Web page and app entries
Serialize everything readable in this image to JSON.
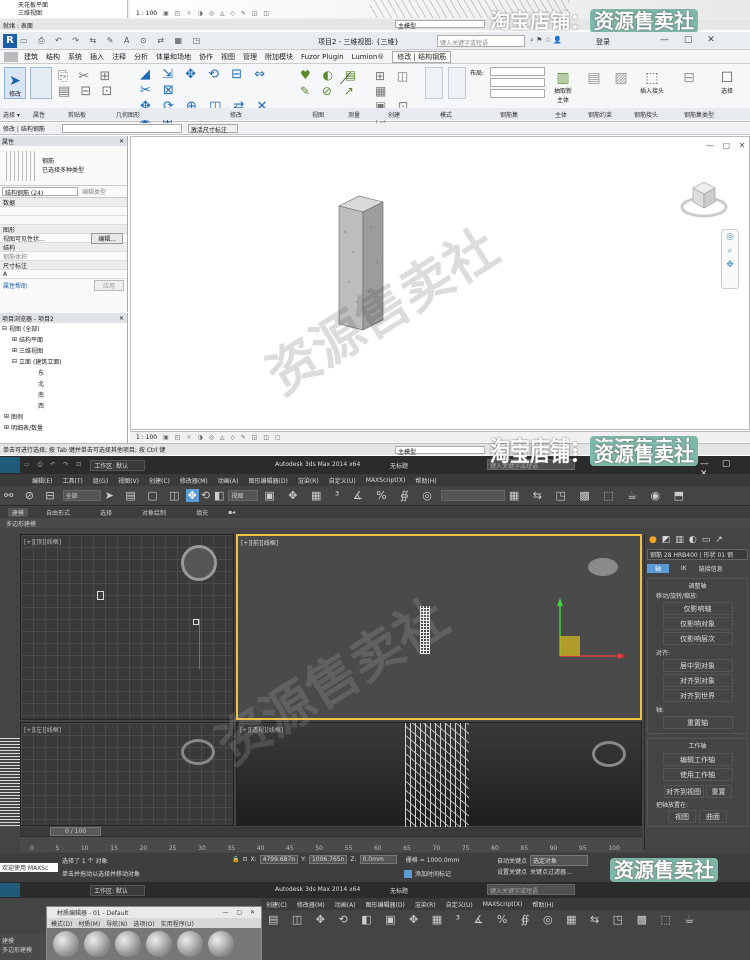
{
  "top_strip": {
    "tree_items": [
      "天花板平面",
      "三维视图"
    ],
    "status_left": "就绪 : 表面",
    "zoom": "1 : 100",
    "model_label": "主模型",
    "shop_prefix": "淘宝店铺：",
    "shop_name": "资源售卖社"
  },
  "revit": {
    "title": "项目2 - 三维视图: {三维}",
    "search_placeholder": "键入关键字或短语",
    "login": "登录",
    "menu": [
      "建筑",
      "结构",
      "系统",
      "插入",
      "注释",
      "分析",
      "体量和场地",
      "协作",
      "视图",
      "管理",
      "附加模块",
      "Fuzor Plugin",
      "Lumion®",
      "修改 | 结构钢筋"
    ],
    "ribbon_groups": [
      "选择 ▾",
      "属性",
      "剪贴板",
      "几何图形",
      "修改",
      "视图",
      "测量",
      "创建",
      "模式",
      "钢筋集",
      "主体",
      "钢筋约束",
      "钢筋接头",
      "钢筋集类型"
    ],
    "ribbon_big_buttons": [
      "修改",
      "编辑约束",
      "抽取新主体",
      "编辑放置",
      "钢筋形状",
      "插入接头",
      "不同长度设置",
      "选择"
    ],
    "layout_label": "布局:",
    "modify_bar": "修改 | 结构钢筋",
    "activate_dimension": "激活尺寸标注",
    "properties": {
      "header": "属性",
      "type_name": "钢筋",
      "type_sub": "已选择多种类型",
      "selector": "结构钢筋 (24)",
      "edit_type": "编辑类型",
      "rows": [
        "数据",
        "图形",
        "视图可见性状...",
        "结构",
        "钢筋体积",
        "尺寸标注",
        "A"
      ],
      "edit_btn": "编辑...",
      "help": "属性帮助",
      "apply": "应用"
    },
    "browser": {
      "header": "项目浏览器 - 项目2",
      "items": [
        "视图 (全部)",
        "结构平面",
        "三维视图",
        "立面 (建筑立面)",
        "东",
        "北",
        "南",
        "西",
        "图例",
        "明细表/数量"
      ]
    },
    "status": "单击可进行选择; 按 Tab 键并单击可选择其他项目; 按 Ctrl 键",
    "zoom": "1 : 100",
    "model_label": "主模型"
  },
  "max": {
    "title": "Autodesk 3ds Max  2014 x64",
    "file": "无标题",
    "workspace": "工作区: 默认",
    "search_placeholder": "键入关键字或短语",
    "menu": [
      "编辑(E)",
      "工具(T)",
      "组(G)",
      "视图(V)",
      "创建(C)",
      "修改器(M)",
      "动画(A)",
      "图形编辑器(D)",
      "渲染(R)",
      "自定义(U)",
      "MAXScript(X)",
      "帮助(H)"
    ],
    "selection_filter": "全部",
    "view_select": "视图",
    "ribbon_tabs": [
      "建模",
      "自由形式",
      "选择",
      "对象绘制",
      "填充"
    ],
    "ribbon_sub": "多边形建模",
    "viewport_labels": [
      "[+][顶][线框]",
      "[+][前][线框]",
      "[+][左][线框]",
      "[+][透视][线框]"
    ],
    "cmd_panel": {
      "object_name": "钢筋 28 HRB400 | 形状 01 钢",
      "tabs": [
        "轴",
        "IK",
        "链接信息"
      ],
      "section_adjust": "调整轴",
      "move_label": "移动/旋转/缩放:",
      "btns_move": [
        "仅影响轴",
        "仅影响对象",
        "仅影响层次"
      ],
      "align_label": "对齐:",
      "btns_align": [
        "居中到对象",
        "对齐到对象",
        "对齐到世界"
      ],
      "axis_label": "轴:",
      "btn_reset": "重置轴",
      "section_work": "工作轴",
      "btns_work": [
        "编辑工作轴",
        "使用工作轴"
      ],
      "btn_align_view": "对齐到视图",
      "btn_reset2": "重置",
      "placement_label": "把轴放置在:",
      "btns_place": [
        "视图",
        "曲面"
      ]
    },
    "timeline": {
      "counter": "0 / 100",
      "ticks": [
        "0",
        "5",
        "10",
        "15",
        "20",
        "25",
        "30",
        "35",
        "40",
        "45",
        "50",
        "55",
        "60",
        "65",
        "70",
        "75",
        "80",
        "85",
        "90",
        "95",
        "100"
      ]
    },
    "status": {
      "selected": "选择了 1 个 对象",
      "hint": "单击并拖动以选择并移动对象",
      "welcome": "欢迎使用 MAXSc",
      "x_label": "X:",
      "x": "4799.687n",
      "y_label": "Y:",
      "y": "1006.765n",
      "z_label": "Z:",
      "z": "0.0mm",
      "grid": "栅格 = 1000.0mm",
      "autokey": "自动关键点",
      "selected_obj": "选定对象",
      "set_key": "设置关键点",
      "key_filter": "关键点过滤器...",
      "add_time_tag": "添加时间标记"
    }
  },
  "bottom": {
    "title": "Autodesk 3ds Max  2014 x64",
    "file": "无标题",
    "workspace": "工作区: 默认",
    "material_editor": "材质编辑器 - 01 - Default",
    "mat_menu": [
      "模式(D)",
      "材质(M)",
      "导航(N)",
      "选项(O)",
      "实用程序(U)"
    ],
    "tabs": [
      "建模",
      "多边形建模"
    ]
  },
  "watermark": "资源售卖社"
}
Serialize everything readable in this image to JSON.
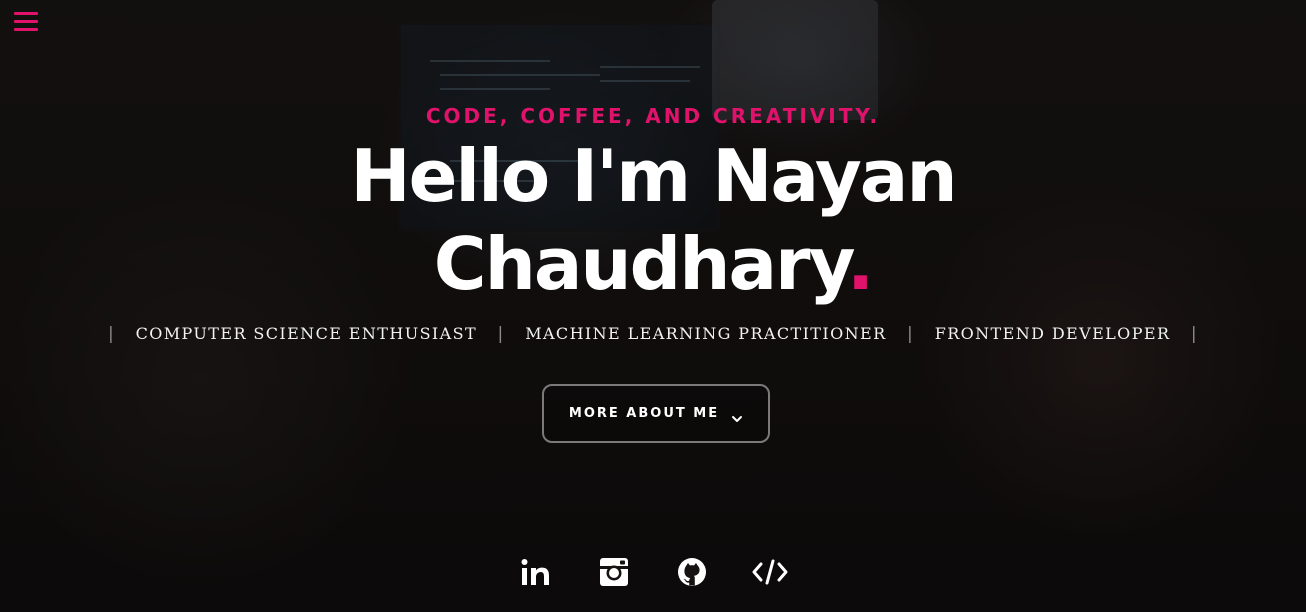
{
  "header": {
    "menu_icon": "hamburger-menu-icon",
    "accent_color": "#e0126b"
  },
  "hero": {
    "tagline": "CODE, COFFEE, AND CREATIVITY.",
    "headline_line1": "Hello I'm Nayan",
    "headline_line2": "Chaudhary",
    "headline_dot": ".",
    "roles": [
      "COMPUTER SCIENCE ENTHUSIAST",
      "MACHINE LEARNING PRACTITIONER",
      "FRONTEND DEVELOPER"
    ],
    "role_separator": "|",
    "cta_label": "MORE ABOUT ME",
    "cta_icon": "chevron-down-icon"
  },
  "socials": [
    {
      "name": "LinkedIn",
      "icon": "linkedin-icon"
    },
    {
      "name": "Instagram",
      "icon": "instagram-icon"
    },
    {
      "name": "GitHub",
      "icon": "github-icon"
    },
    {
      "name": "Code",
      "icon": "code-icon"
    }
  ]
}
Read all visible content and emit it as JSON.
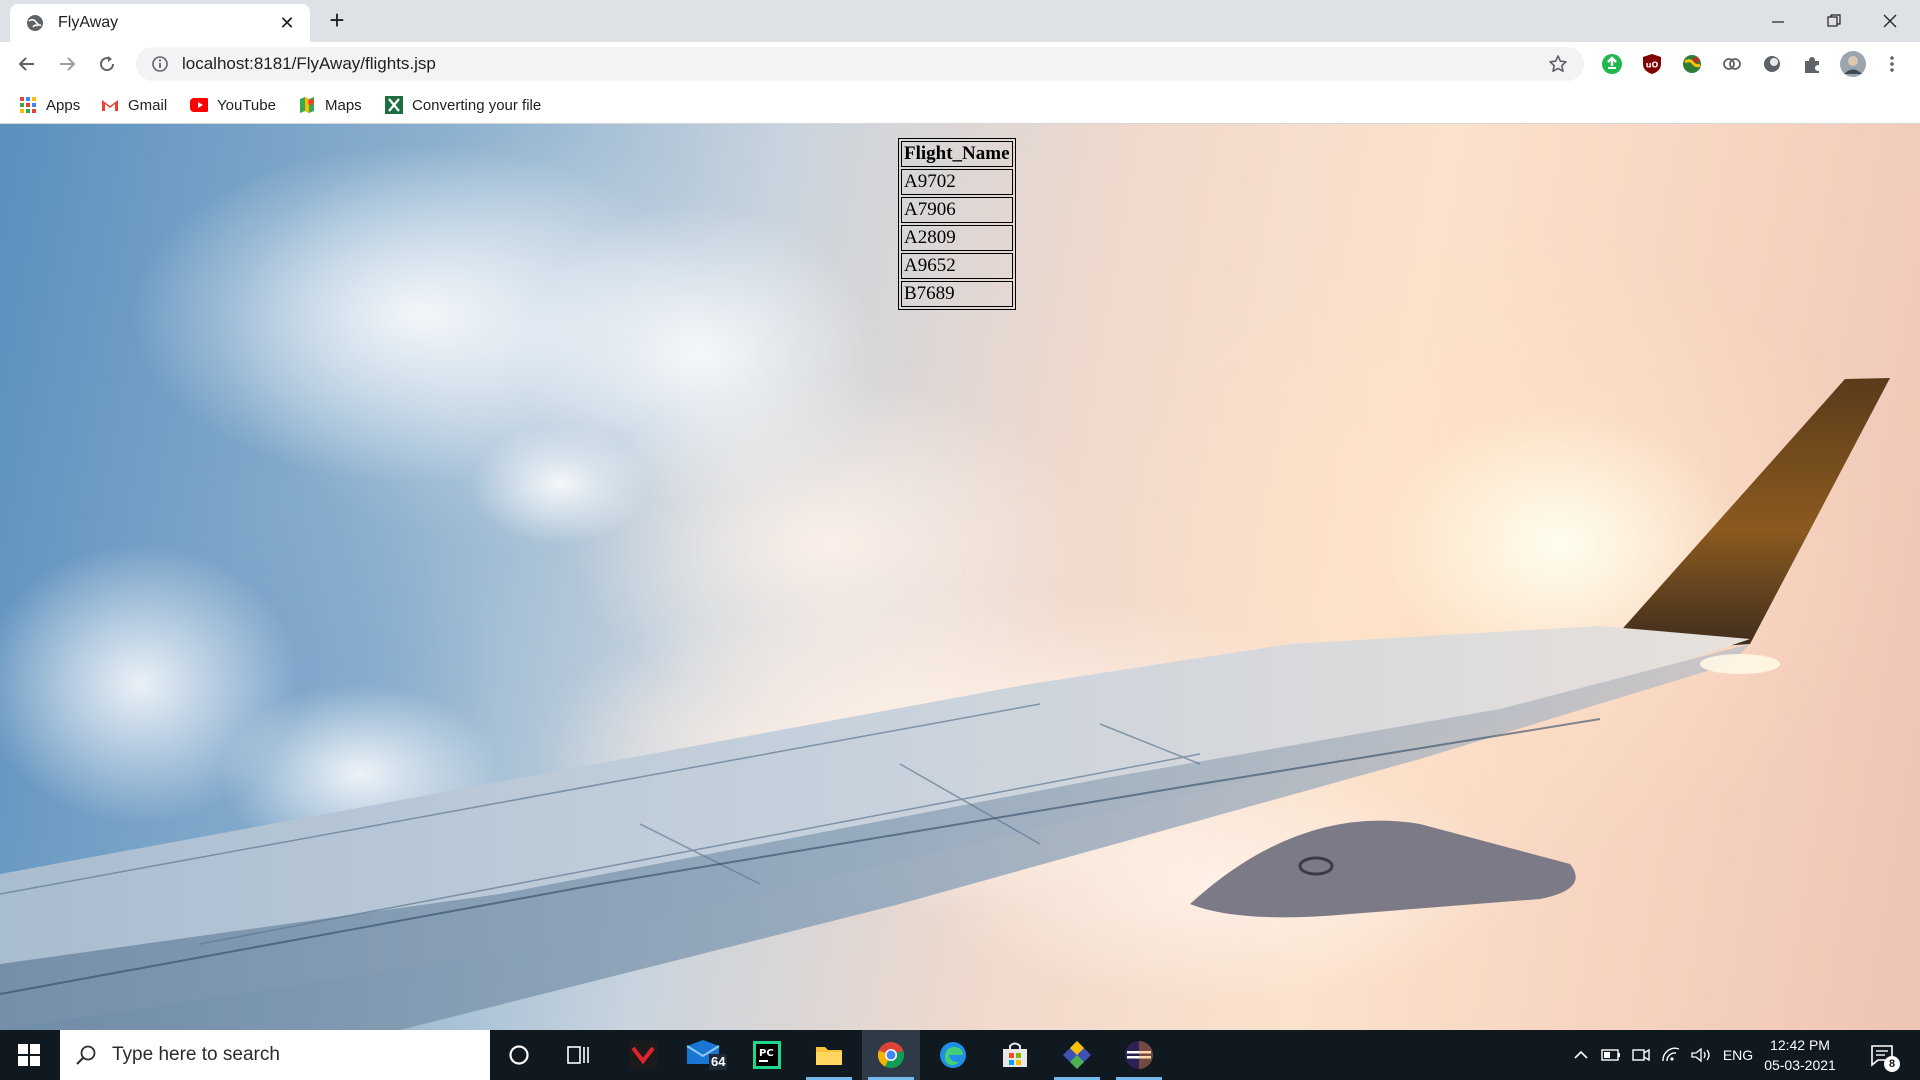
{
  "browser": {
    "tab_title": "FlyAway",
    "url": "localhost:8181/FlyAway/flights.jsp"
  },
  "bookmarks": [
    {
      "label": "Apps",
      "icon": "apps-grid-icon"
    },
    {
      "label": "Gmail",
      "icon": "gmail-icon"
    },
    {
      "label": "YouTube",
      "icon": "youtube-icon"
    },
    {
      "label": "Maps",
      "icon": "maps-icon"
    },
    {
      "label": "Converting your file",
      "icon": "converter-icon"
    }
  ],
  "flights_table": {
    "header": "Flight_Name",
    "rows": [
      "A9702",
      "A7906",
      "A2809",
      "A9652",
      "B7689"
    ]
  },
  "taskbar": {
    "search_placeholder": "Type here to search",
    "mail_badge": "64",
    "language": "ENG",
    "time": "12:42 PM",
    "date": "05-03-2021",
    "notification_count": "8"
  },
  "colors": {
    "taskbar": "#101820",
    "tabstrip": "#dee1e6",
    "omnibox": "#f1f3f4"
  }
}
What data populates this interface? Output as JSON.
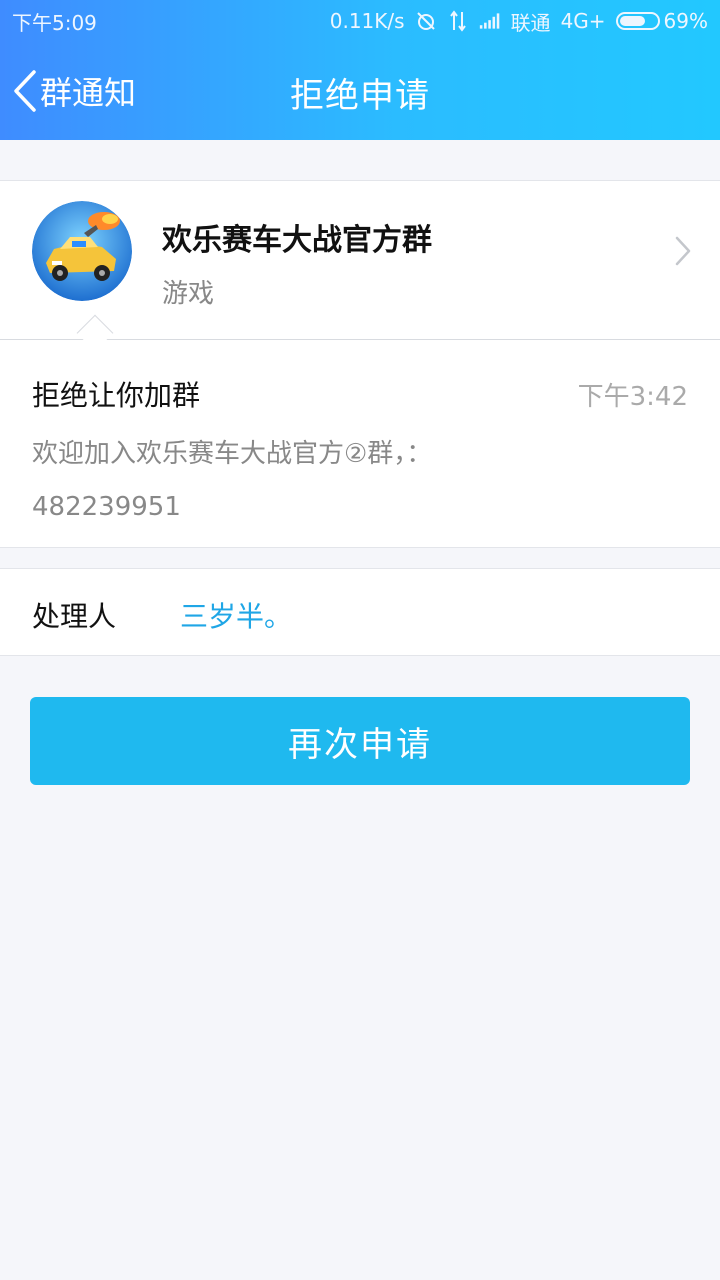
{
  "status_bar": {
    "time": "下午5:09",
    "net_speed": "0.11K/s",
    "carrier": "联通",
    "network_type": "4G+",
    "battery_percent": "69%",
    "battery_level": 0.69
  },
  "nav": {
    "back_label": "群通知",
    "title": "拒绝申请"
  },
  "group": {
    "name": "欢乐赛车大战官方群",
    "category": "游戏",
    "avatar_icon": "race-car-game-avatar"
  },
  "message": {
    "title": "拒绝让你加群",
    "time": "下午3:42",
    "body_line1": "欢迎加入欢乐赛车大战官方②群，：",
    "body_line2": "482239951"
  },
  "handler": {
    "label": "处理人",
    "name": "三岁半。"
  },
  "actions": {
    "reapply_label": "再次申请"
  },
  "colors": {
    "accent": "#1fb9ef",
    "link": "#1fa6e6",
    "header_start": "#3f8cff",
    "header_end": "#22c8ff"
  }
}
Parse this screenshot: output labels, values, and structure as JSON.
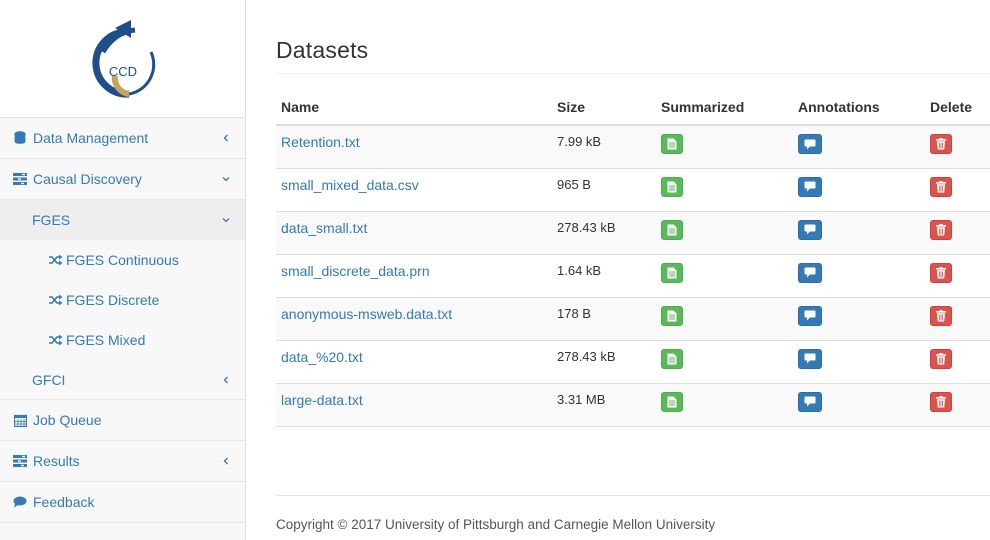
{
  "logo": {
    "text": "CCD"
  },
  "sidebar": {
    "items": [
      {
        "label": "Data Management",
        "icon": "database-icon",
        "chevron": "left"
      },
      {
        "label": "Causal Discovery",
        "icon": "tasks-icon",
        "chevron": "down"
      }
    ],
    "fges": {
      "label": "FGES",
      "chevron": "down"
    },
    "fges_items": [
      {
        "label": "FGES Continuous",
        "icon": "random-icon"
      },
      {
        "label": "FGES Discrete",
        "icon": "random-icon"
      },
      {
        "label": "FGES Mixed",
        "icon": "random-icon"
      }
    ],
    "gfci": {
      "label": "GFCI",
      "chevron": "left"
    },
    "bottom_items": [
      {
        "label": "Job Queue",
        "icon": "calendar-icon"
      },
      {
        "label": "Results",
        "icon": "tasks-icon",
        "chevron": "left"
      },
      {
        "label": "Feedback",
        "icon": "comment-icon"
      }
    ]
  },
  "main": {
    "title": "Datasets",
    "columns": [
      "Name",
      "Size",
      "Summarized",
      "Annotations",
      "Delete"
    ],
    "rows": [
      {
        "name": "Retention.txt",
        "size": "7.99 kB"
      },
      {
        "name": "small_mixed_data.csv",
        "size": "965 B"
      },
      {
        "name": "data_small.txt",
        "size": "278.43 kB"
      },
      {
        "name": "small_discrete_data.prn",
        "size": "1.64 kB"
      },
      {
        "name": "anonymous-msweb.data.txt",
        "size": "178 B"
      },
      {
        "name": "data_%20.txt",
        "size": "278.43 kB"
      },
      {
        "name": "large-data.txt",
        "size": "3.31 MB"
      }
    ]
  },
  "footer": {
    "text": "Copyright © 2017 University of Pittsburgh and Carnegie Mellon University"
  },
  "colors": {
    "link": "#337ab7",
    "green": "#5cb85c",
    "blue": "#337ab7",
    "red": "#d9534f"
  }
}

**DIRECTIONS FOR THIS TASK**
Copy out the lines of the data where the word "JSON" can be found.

**YOUR SOLUTION**
Serialize everything readable in this image to JSON.
Serialize everything readable in this image to JSON.
Read all visible content and emit it as JSON.
What data populates this interface? Output as JSON.
Parse this screenshot: output labels, values, and structure as JSON.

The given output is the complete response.